- Scenography: his work was focused on the fusion of the human sensory experiences with the text in performance. His work with the actors and the non-actors was determined to increase the impact of the drama event emotionally as well as intellectually.
- Gestus: technique developed by Brecht whereby the actor presents a physical action that signals both the internal state of the character and also an indication of attitude or manner in the play.
- Historification: technique developed by Brecht in which an event in the past is selected and used to comment on events in the present. This process of signalling to the audience the parallels between the past and the present fit into the wider technique of alienation and encouraging the audience to analyse the action for thematic meaning.
- Textual approaches:
- Naturalism/realism: scenes in which the dramatic action and characters reflect many of the principles of naturalism and realism
- Direct address: break in the action to speak in character or out of character about events and issues central to the text
- Third person narration #: characters referring to their own actions using third person point of view. ‘Mother Courage: Mother Courage reaches down to pick a flower’
- First person narration #: characters referring to themselves in the first person, narrating the actions being mimed. ‘Mother Courage: I reach down to a pick a flower’

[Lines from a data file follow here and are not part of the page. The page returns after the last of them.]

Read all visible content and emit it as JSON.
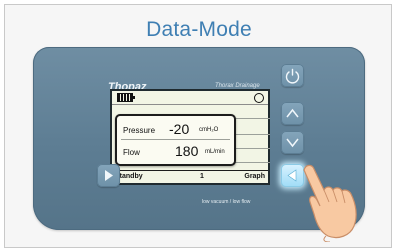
{
  "title": "Data-Mode",
  "device": {
    "brand": "Thopaz",
    "subbrand": "Thorax Drainage",
    "footnote": "low vacuum / low flow"
  },
  "screen": {
    "pressure_label": "Pressure",
    "pressure_value": "-20",
    "pressure_unit": "cmH₂O",
    "flow_label": "Flow",
    "flow_value": "180",
    "flow_unit": "mL/min",
    "status_left": "Standby",
    "status_mid": "1",
    "status_right": "Graph"
  },
  "buttons": [
    {
      "name": "power-button",
      "icon": "power-icon"
    },
    {
      "name": "up-button",
      "icon": "chevron-up-icon"
    },
    {
      "name": "down-button",
      "icon": "chevron-down-icon"
    },
    {
      "name": "left-button",
      "icon": "triangle-left-icon",
      "active": true
    },
    {
      "name": "right-button",
      "icon": "triangle-right-icon"
    }
  ],
  "colors": {
    "title": "#3f7fb3",
    "device": "#6f8ea3",
    "lcd": "#f2f5e5",
    "active_button": "#bfeaff"
  }
}
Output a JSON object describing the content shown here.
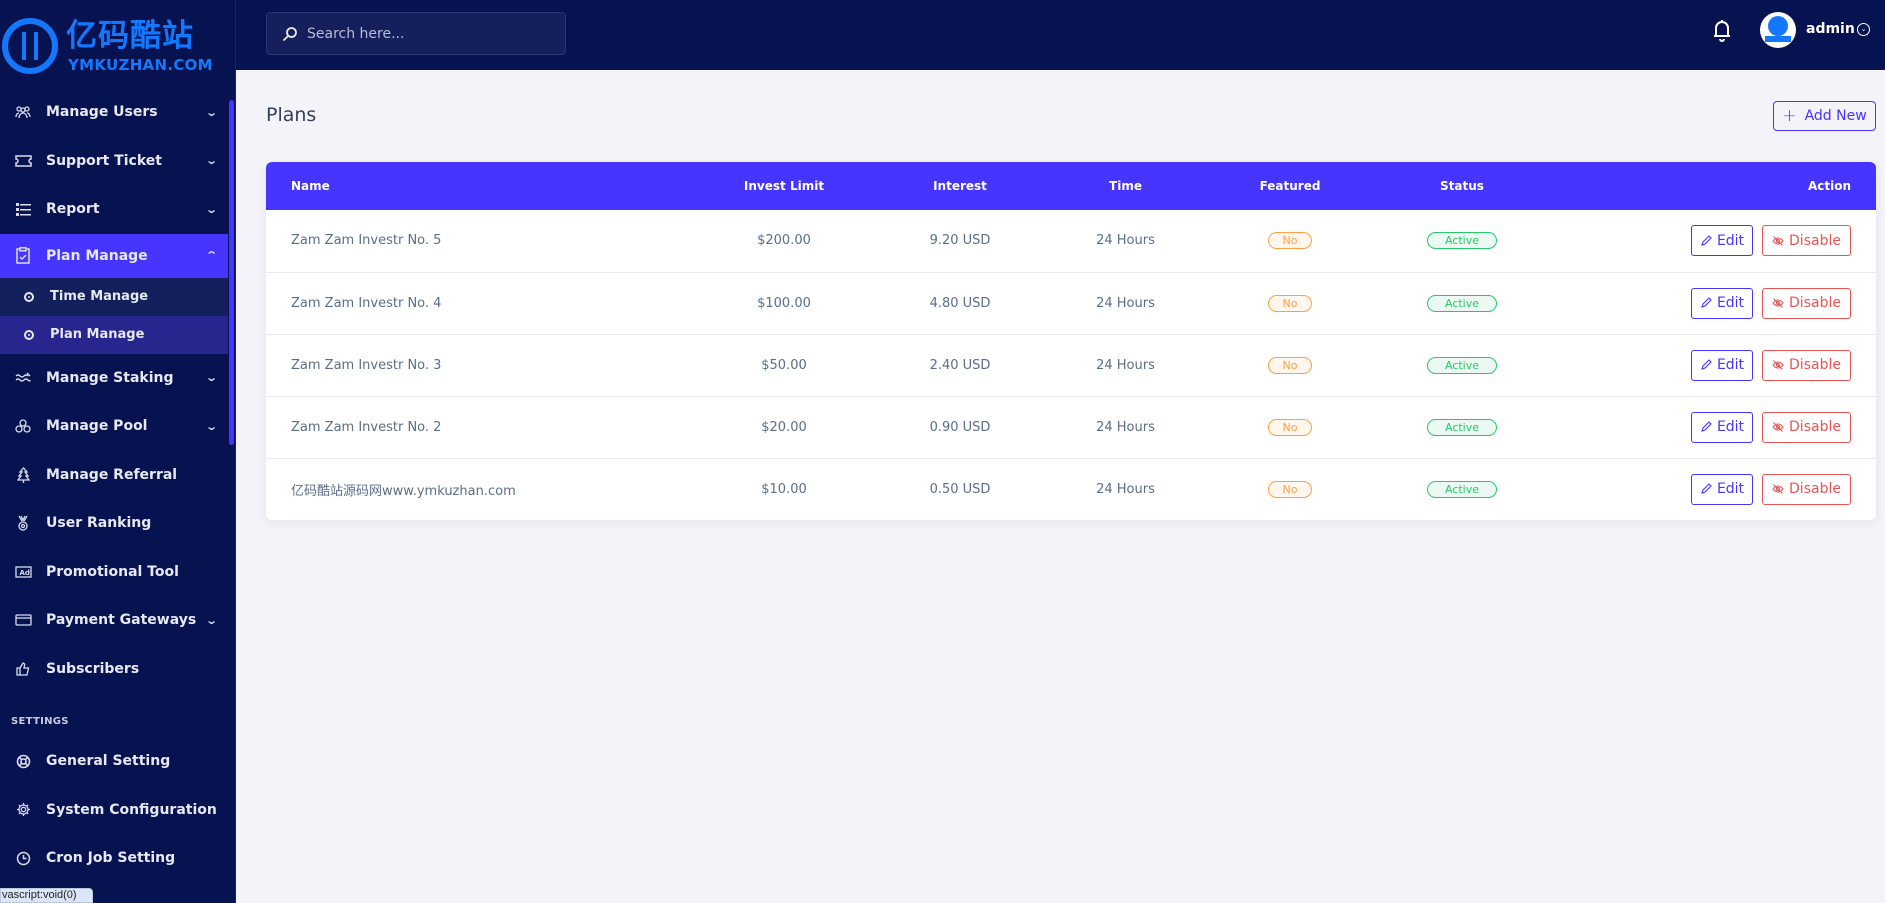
{
  "brand": {
    "name_cn": "亿码酷站",
    "name_en": "YMKUZHAN.COM",
    "accent": "#4634ff",
    "sidebar_bg": "#071251",
    "logo_color": "#1478ff"
  },
  "sidebar": {
    "items": [
      {
        "label": "Manage Users",
        "icon": "users-icon",
        "has_children": true
      },
      {
        "label": "Support Ticket",
        "icon": "ticket-icon",
        "has_children": true
      },
      {
        "label": "Report",
        "icon": "list-icon",
        "has_children": true
      },
      {
        "label": "Plan Manage",
        "icon": "clipboard-check-icon",
        "has_children": true,
        "expanded": true,
        "active": true,
        "children": [
          {
            "label": "Time Manage",
            "active": false
          },
          {
            "label": "Plan Manage",
            "active": true
          }
        ]
      },
      {
        "label": "Manage Staking",
        "icon": "water-icon",
        "has_children": true
      },
      {
        "label": "Manage Pool",
        "icon": "cubes-icon",
        "has_children": true
      },
      {
        "label": "Manage Referral",
        "icon": "tree-icon",
        "has_children": false
      },
      {
        "label": "User Ranking",
        "icon": "medal-icon",
        "has_children": false
      },
      {
        "label": "Promotional Tool",
        "icon": "ad-icon",
        "has_children": false
      },
      {
        "label": "Payment Gateways",
        "icon": "credit-card-icon",
        "has_children": true
      },
      {
        "label": "Subscribers",
        "icon": "thumbs-up-icon",
        "has_children": false
      }
    ],
    "settings_title": "SETTINGS",
    "settings_items": [
      {
        "label": "General Setting",
        "icon": "life-ring-icon"
      },
      {
        "label": "System Configuration",
        "icon": "gear-icon"
      },
      {
        "label": "Cron Job Setting",
        "icon": "clock-icon"
      }
    ]
  },
  "topbar": {
    "search_placeholder": "Search here...",
    "username": "admin"
  },
  "page": {
    "title": "Plans",
    "add_button": "Add New"
  },
  "table": {
    "columns": [
      "Name",
      "Invest Limit",
      "Interest",
      "Time",
      "Featured",
      "Status",
      "Action"
    ],
    "rows": [
      {
        "name": "Zam Zam Investr No. 5",
        "invest_limit": "$200.00",
        "interest": "9.20 USD",
        "time": "24 Hours",
        "featured": "No",
        "status": "Active"
      },
      {
        "name": "Zam Zam Investr No. 4",
        "invest_limit": "$100.00",
        "interest": "4.80 USD",
        "time": "24 Hours",
        "featured": "No",
        "status": "Active"
      },
      {
        "name": "Zam Zam Investr No. 3",
        "invest_limit": "$50.00",
        "interest": "2.40 USD",
        "time": "24 Hours",
        "featured": "No",
        "status": "Active"
      },
      {
        "name": "Zam Zam Investr No. 2",
        "invest_limit": "$20.00",
        "interest": "0.90 USD",
        "time": "24 Hours",
        "featured": "No",
        "status": "Active"
      },
      {
        "name": "亿码酷站源码网www.ymkuzhan.com",
        "invest_limit": "$10.00",
        "interest": "0.50 USD",
        "time": "24 Hours",
        "featured": "No",
        "status": "Active"
      }
    ],
    "actions": {
      "edit": "Edit",
      "disable": "Disable"
    }
  },
  "statusbar": {
    "link_preview": "vascript:void(0)"
  }
}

- Spoken stage directions #: to speak lines of stage direction (including design elements) to the audience. This may be done in character or not
- Song and dance: performance of songs or dance/movement pieces usually in support of important narrative or thematic elements
- Titles: opening a scene with an announcement of the main theme or purpose of the scene. These may be spoken or projected onto the performance space.